[Dataset rows for apps and sites]:
########################################

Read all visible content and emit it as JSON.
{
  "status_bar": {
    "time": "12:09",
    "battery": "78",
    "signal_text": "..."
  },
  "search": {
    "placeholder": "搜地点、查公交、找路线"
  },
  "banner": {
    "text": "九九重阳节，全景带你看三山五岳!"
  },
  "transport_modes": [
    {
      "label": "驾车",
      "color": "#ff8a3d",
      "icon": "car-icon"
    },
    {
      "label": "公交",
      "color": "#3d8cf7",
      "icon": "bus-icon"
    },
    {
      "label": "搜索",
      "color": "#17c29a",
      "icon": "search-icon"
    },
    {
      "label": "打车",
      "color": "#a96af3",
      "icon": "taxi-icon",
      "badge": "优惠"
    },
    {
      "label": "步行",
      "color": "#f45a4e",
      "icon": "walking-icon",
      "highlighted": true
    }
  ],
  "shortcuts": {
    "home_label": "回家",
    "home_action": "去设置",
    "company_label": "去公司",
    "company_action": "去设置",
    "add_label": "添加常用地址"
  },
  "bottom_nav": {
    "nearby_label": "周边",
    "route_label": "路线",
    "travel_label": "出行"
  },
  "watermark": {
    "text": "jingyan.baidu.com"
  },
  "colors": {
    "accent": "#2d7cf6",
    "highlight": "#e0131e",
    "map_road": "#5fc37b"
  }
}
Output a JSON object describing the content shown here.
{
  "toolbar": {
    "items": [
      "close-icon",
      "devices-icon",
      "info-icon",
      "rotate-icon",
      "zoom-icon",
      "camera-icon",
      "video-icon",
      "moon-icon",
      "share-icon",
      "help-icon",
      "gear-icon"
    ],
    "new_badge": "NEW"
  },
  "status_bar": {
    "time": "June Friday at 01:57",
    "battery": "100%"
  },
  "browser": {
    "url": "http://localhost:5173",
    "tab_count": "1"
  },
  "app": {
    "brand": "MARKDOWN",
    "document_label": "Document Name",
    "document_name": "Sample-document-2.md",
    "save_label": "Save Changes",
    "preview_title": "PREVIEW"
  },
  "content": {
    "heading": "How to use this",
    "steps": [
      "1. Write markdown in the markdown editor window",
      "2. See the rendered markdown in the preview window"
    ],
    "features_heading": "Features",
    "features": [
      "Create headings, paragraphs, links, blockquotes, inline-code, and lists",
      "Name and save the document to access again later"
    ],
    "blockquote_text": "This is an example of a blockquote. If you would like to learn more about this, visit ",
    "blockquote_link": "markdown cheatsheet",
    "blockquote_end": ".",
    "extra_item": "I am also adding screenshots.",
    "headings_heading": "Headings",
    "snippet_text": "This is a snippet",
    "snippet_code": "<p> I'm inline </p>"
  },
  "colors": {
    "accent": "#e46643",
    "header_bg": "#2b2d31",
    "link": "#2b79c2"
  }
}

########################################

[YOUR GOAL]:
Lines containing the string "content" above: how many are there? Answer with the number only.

[TASK RESULT]:
3